» ACTION ITEM
From the records below, copy the lines that include "this".

THE DATA START

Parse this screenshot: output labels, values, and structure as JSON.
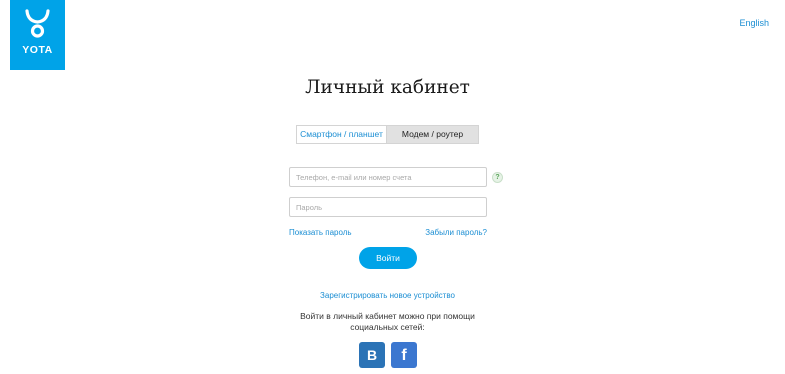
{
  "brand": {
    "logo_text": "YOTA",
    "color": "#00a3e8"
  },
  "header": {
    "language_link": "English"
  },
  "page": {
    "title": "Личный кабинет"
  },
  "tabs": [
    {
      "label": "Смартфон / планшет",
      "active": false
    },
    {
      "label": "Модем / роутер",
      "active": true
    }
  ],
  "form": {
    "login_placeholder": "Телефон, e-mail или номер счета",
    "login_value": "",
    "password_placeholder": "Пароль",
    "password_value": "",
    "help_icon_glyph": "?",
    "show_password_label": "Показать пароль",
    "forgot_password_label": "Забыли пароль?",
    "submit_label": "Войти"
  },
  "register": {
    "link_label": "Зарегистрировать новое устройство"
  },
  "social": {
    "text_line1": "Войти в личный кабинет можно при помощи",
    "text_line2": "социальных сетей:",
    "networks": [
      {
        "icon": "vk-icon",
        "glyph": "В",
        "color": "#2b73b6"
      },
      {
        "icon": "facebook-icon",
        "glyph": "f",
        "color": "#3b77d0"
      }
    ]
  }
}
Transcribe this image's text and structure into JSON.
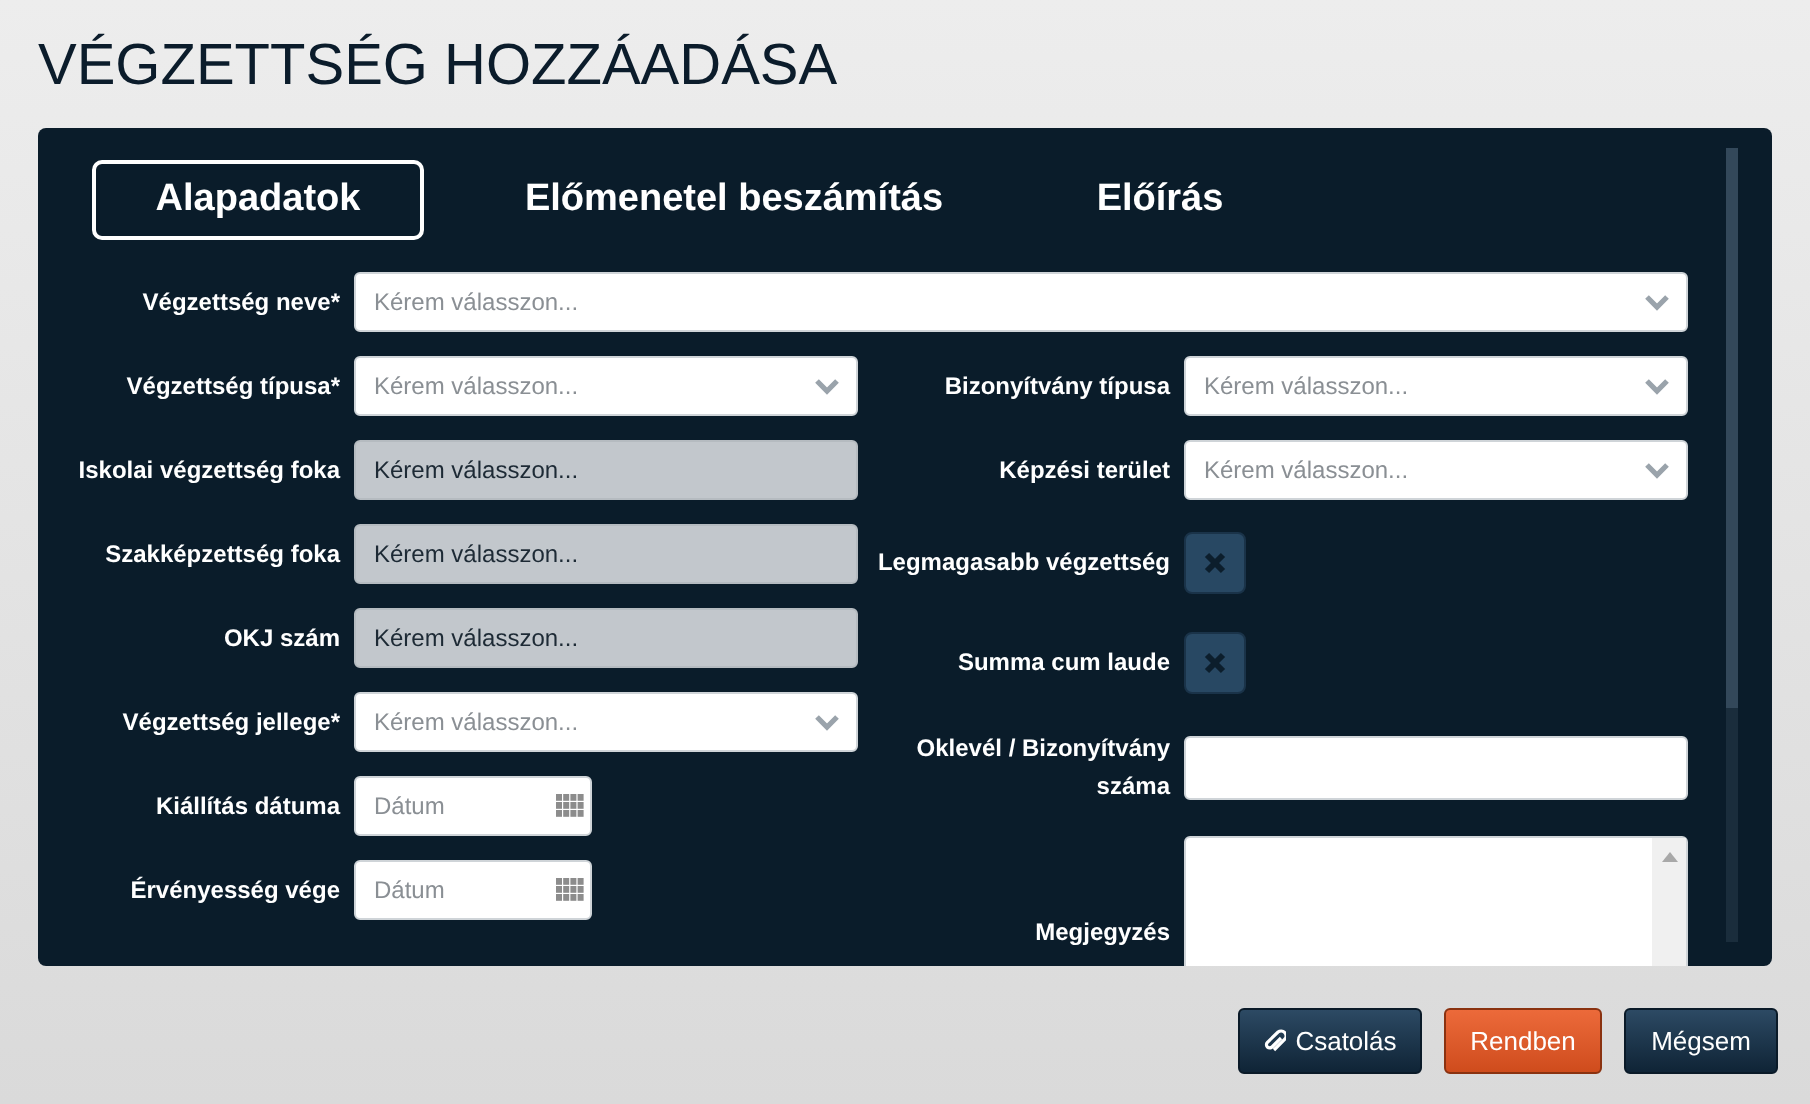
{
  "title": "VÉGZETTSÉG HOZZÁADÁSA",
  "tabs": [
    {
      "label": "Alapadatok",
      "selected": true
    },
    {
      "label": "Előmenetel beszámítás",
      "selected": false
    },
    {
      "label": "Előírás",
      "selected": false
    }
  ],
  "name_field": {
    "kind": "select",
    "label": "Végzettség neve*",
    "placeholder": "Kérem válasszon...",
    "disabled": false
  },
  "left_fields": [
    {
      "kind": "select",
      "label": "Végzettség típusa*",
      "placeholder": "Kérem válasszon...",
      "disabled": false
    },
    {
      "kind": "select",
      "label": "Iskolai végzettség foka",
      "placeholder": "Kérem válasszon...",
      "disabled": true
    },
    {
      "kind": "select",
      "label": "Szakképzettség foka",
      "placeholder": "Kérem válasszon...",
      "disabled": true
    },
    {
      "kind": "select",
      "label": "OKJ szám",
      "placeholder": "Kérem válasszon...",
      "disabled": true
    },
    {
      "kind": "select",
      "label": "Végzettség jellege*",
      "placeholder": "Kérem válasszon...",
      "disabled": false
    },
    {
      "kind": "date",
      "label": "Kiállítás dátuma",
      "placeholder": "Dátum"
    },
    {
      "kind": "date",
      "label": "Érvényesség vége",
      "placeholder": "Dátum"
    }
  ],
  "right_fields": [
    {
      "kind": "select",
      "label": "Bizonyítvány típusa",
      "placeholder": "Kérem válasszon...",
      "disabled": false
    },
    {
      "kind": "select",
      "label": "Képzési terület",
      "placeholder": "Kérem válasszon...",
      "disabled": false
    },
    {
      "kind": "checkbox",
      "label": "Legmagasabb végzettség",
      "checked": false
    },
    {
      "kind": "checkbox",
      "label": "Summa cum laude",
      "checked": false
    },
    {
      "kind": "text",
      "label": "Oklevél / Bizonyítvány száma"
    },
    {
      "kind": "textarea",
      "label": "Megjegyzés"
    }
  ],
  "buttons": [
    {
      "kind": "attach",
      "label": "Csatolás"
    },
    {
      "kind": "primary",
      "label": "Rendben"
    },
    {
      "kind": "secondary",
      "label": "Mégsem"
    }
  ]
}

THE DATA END

» SOLUTION BELOW
Parse this screenshot: output labels, values, and structure as JSON.
Transcribe this image's text and structure into JSON.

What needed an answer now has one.